  20. Personal health records: is rapid adoption hindering interoperability? (United States)

    Studeny, Jana; Coustasse, Alberto


    The establishment of the Meaningful Use criteria has created a critical need for robust interoperability of health records. A universal definition of a personal health record (PHR) has not been agreed upon. Standardized code sets have been built for specific entities, but integration between them has not been supported. The purpose of this research study was to explore the hindrance and promotion of interoperability standards in relationship to PHRs to describe interoperability progress in this area. The study was conducted following the basic principles of a systematic review, with 61 articles used in the study. Lagging interoperability has stemmed from slow adoption by patients, creation of disparate systems due to rapid development to meet requirements for the Meaningful Use stages, and rapid early development of PHRs prior to the mandate for integration among multiple systems.
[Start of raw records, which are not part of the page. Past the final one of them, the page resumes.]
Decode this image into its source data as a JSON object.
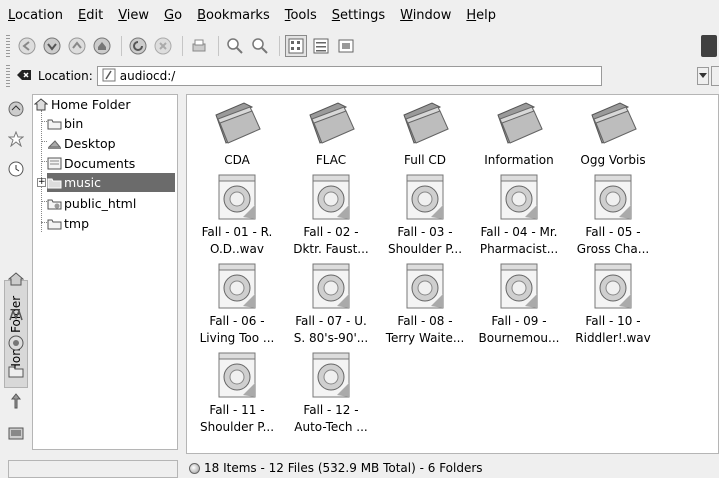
{
  "menubar": {
    "items": [
      "Location",
      "Edit",
      "View",
      "Go",
      "Bookmarks",
      "Tools",
      "Settings",
      "Window",
      "Help"
    ]
  },
  "toolbar": {
    "buttons": [
      "back-icon",
      "forward-icon",
      "up-icon",
      "home-icon",
      "reload-icon",
      "stop-icon",
      "print-icon",
      "zoom-in-icon",
      "zoom-out-icon",
      "icon-view-icon",
      "detailed-view-icon",
      "preview-icon"
    ]
  },
  "location": {
    "label": "Location:",
    "value": "audiocd:/"
  },
  "sidebar": {
    "tab_label": "Home Folder"
  },
  "tree": {
    "root": "Home Folder",
    "items": [
      {
        "label": "bin"
      },
      {
        "label": "Desktop"
      },
      {
        "label": "Documents"
      },
      {
        "label": "music",
        "selected": true
      },
      {
        "label": "public_html"
      },
      {
        "label": "tmp"
      }
    ]
  },
  "files": {
    "folders": [
      "CDA",
      "FLAC",
      "Full CD",
      "Information",
      "Ogg Vorbis"
    ],
    "tracks": [
      [
        "Fall - 01 - R.",
        "O.D..wav"
      ],
      [
        "Fall - 02 -",
        "Dktr. Faust..."
      ],
      [
        "Fall - 03 -",
        "Shoulder P..."
      ],
      [
        "Fall - 04 - Mr.",
        "Pharmacist..."
      ],
      [
        "Fall - 05 -",
        "Gross Cha..."
      ],
      [
        "Fall - 06 -",
        "Living Too ..."
      ],
      [
        "Fall - 07 - U.",
        "S. 80's-90'..."
      ],
      [
        "Fall - 08 -",
        "Terry Waite..."
      ],
      [
        "Fall - 09 -",
        "Bournemou..."
      ],
      [
        "Fall - 10 -",
        "Riddler!.wav"
      ],
      [
        "Fall - 11 -",
        "Shoulder P..."
      ],
      [
        "Fall - 12 -",
        "Auto-Tech ..."
      ]
    ]
  },
  "status": {
    "text": "18 Items - 12 Files (532.9 MB Total) - 6 Folders"
  },
  "colors": {
    "selection": "#6b6b6b",
    "window_bg": "#efefef"
  }
}
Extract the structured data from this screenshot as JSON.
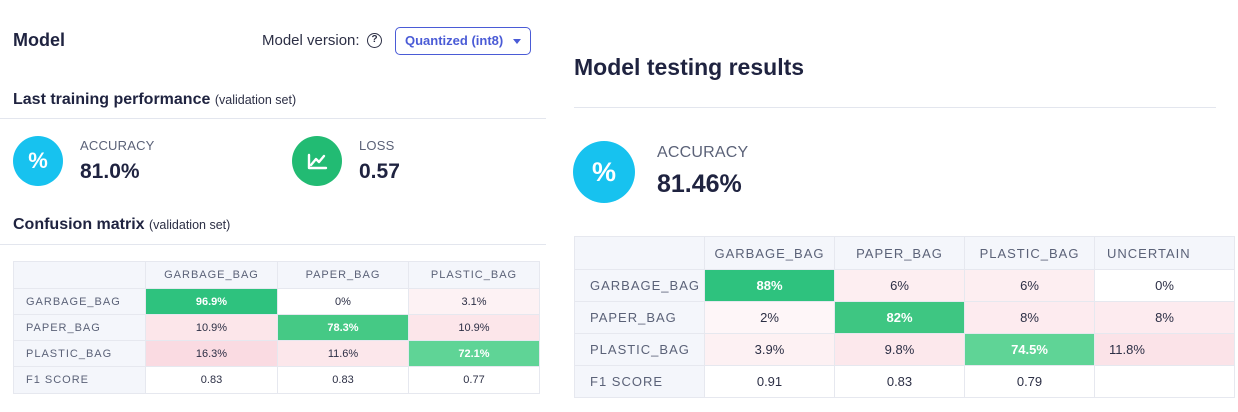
{
  "model_panel": {
    "title": "Model",
    "version_label": "Model version:",
    "help_glyph": "?",
    "version_value": "Quantized (int8)",
    "training": {
      "heading": "Last training performance",
      "heading_note": "(validation set)",
      "accuracy": {
        "icon": "percent-icon",
        "glyph": "%",
        "label": "ACCURACY",
        "value": "81.0%",
        "color": "#17c2ef"
      },
      "loss": {
        "icon": "chart-line-icon",
        "label": "LOSS",
        "value": "0.57",
        "color": "#22bb73"
      }
    },
    "confusion": {
      "heading": "Confusion matrix",
      "heading_note": "(validation set)",
      "columns": [
        "GARBAGE_BAG",
        "PAPER_BAG",
        "PLASTIC_BAG"
      ],
      "rows": [
        {
          "label": "GARBAGE_BAG",
          "cells": [
            "96.9%",
            "0%",
            "3.1%"
          ]
        },
        {
          "label": "PAPER_BAG",
          "cells": [
            "10.9%",
            "78.3%",
            "10.9%"
          ]
        },
        {
          "label": "PLASTIC_BAG",
          "cells": [
            "16.3%",
            "11.6%",
            "72.1%"
          ]
        }
      ],
      "f1": {
        "label": "F1 SCORE",
        "cells": [
          "0.83",
          "0.83",
          "0.77"
        ]
      }
    }
  },
  "testing_panel": {
    "title": "Model testing results",
    "accuracy": {
      "icon": "percent-icon",
      "glyph": "%",
      "label": "ACCURACY",
      "value": "81.46%",
      "color": "#17c2ef"
    },
    "confusion": {
      "columns": [
        "GARBAGE_BAG",
        "PAPER_BAG",
        "PLASTIC_BAG",
        "UNCERTAIN"
      ],
      "rows": [
        {
          "label": "GARBAGE_BAG",
          "cells": [
            "88%",
            "6%",
            "6%",
            "0%"
          ]
        },
        {
          "label": "PAPER_BAG",
          "cells": [
            "2%",
            "82%",
            "8%",
            "8%"
          ]
        },
        {
          "label": "PLASTIC_BAG",
          "cells": [
            "3.9%",
            "9.8%",
            "74.5%",
            "11.8%"
          ]
        }
      ],
      "f1": {
        "label": "F1 SCORE",
        "cells": [
          "0.91",
          "0.83",
          "0.79",
          ""
        ]
      }
    }
  },
  "colors": {
    "diagonal_strong": "#2ec27e",
    "diagonal_medium": "#5fd496",
    "offdiag_light": "#fdecef",
    "offdiag_medium": "#fbdfe5",
    "offdiag_strong": "#fad3dc",
    "accent": "#4a5bd6"
  }
}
Findings of this study suggest that deadlines for implementation to capture Meaningful Use incentive payments are supporting the creation of PHR data silos, thereby hindering the goal of high-level interoperability.